## The input
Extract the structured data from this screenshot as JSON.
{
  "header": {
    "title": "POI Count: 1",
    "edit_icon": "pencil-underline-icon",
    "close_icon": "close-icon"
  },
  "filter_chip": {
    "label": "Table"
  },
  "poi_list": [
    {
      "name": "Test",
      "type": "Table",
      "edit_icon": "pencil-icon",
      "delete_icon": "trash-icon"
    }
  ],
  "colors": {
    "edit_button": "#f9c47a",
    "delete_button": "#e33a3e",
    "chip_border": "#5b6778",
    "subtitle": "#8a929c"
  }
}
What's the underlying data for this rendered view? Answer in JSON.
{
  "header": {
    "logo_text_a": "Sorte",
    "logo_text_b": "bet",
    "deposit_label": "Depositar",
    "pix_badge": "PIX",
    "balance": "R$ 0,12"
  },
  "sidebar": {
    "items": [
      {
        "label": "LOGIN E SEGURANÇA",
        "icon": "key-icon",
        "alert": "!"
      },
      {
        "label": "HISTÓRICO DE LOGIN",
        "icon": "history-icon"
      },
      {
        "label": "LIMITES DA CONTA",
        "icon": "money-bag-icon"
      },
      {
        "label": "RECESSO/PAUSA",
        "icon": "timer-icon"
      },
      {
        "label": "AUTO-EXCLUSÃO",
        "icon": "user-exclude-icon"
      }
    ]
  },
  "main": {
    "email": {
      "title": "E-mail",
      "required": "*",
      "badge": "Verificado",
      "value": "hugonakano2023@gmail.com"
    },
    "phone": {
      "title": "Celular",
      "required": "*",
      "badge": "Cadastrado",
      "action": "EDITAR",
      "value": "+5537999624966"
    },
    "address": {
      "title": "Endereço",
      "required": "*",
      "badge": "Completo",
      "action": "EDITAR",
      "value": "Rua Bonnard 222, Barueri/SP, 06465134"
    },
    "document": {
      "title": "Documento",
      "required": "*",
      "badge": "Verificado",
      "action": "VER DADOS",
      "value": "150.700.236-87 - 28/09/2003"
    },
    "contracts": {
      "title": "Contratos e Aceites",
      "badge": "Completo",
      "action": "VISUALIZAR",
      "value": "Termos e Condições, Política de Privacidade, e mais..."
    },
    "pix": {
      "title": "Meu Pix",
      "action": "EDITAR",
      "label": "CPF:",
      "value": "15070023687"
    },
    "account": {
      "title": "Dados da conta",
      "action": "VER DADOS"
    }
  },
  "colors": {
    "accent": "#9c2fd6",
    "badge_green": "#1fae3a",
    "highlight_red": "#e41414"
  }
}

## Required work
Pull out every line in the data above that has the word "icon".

## Response to this exercise
    "edit_icon": "pencil-underline-icon",
    "close_icon": "close-icon"
      "edit_icon": "pencil-icon",
      "delete_icon": "trash-icon"
        "icon": "key-icon",
        "icon": "history-icon"
        "icon": "money-bag-icon"
        "icon": "timer-icon"
        "icon": "user-exclude-icon"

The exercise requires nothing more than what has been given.